The Republican Party tried to make the same arguments about a missing ranking minority member back in March, when it sued Pelosi to block the Jan. 6 committee’s investigative subpoenas. That effort failed when U.S. District Judge Timothy J. Kelly dismissed the relevant portions of the lawsuit. He concluded that “the court must defer to the select committee’s decision to treat Representative Cheney as the ranking minority member.” As a lower level federal court judge, his ruling is not binding on other judges, but it shows how this gambit is something of a long shot.
However, that lawsuit never cited Letter’s contradictory assertions in these FBI 302 forms, as these interview summaries are called. The question is now before the court where Bannon will soon face trial, and the result might be different. U.S. District Judge Carl J. Nichols is presently considering whether to accept the amicus brief written by House of Representatives lawyers. And if he does, Bannon’s defense team will seize on the discrepancy.
When the amicus brief was presented publicly on Tuesday, a statement by Pelosi made no mention of the contrast. Instead, it focused on commending the Justice Department “for moving to hold Bannon accountable for his blatant defiance of a lawful subpoena.”
“By addressing many of Bannon’s baseless arguments before the D.C. District Court, the House continues to defend this constitutional power as well as its essential prerogative to establish its own rules and practices,” Pelosi’s statement said.
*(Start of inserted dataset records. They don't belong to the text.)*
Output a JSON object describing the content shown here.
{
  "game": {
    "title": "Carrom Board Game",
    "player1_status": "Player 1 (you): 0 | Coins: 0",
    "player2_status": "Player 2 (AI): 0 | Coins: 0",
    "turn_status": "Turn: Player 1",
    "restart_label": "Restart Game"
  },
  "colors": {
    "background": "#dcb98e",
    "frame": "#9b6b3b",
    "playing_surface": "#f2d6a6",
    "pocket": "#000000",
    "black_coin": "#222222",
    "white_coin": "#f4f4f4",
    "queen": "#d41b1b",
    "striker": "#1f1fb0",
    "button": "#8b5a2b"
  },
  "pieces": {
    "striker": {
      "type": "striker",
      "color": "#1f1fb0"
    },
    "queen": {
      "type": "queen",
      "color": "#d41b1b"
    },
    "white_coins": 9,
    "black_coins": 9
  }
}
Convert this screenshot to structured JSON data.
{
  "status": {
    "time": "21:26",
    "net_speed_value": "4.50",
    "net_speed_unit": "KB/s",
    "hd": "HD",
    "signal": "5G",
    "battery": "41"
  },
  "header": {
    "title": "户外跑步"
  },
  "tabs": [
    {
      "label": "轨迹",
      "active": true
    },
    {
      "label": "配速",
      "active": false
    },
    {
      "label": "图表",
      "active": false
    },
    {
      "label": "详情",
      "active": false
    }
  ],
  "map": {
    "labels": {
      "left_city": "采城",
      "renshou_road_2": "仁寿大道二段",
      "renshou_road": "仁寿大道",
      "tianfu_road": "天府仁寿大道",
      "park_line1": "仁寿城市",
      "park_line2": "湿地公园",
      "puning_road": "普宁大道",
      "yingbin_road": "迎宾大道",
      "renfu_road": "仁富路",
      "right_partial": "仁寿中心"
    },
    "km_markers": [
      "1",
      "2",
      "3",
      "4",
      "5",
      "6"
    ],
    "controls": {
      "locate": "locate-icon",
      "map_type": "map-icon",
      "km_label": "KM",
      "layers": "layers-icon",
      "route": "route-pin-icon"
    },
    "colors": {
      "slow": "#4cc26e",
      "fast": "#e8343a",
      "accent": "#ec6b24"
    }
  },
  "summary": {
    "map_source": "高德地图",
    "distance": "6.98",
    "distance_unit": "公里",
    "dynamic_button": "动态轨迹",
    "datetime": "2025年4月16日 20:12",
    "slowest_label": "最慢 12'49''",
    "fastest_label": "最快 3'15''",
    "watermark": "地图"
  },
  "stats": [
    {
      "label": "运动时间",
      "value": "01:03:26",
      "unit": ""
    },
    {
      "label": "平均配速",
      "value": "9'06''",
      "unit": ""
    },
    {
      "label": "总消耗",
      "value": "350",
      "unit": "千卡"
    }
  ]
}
But even Pelosi’s attempt to intervene in Bannon’s criminal case is still mired in politics. According to congressional lawyers, House leadership couldn’t even agree whether or not to submit this legal letter to the federal judge. In a recent vote by the so-called bipartisan legal advisory group—composed of Speaker Pelosi, Majority Leader Steny Hoyer (D-MD), Majority Whip Jim Clyburn (D-SC), Minority Leader Kevin McCarthy (R-CA), and Minority Whip Steve Scalise (R-LA)—the group was split along party lines. Both Republicans refused to sign off on the document, so in essence, House Democrats are defending the Jan. 6 Committee on their own.
Although institutional rules say the five-person group of politicians “speaks for, and articulates the institutional position of the House in all litigation matters,” McCarthy and Scalise refused to support the amicus brief “out of concern for damaging institutional prerogatives,” according to a source.
Despite all the esoteric legal arguments now at play, the core facts of Bannon’s situation are pretty plain: He was commanded to testify and turn over documents, and he didn’t do it. And while he could have avoided this entire debacle by simply showing up and staying quiet by pleading the Fifth Amendment right against self-discrimination, he instead has made himself a political martyr—while openly discussing the MAGA crowd’s refusal to accept the 2020 election results on his War Room podcast.
These FBI interviews could play a prominent role at a court hearing scheduled later this month. It would be the second time the FBI’s involvement in the case draws attention. As The Daily Beast revealed in March, the FBI cast a questionable dragnet by secretly collecting a history of the communications of another Bannon lawyer, Robert Costello—in a manner so sloppy that they actually vacuumed up information about other Bob Costellos in other states.
Last Friday, the DOJ revealed that it had, in fact, always considered the attorney a witness to a crime.
In a court filing, federal prosecutors doubled down on their aggressive—and rare—tactic of roping a criminal suspect’s lawyer into their investigation.
“The defendant has chosen to retain the same attorney who was a witness to his crime in this case,” they wrote, saying their decision should not be understood to “mean the prosecution somehow turned Mr. Costello into a witness—he already was.”